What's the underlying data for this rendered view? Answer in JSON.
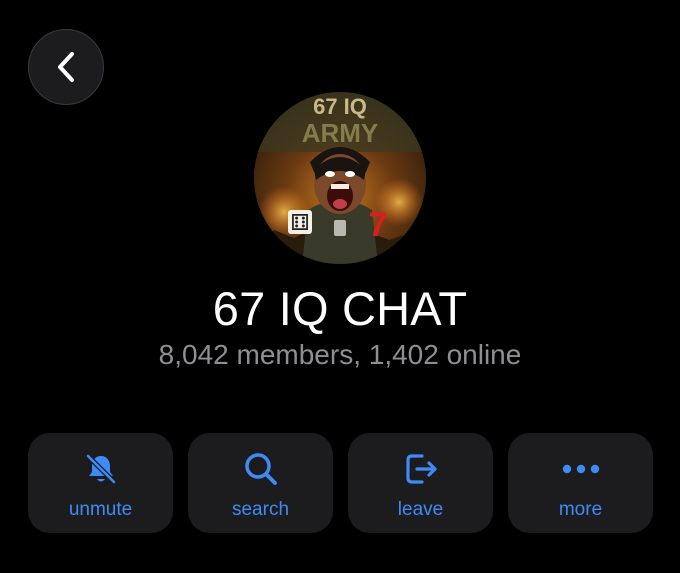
{
  "header": {
    "back_icon": "chevron-left-icon"
  },
  "chat": {
    "avatar_text_line1": "67 IQ",
    "avatar_text_line2": "ARMY",
    "avatar_dice_glyph": "⚅",
    "avatar_seven": "7",
    "title": "67 IQ CHAT",
    "subtitle": "8,042 members, 1,402 online"
  },
  "actions": [
    {
      "label": "unmute",
      "icon": "bell-slash-icon"
    },
    {
      "label": "search",
      "icon": "search-icon"
    },
    {
      "label": "leave",
      "icon": "leave-icon"
    },
    {
      "label": "more",
      "icon": "ellipsis-icon"
    }
  ],
  "colors": {
    "background": "#000000",
    "card": "#1c1c1e",
    "accent": "#3e8bf7",
    "title": "#ffffff",
    "subtitle": "#8e8e93"
  }
}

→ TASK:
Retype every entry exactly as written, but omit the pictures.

→ COMPLETED EXERCISE:
What's the underlying data for this rendered view? Answer in JSON.
{
  "header": {
    "back_icon": "chevron-left-icon"
  },
  "chat": {
    "avatar_text_line1": "67 IQ",
    "avatar_text_line2": "ARMY",
    "avatar_dice_glyph": "⚅",
    "avatar_seven": "7",
    "title": "67 IQ CHAT",
    "subtitle": "8,042 members, 1,402 online"
  },
  "actions": [
    {
      "label": "unmute",
      "icon": "bell-slash-icon"
    },
    {
      "label": "search",
      "icon": "search-icon"
    },
    {
      "label": "leave",
      "icon": "leave-icon"
    },
    {
      "label": "more",
      "icon": "ellipsis-icon"
    }
  ],
  "colors": {
    "background": "#000000",
    "card": "#1c1c1e",
    "accent": "#3e8bf7",
    "title": "#ffffff",
    "subtitle": "#8e8e93"
  }
}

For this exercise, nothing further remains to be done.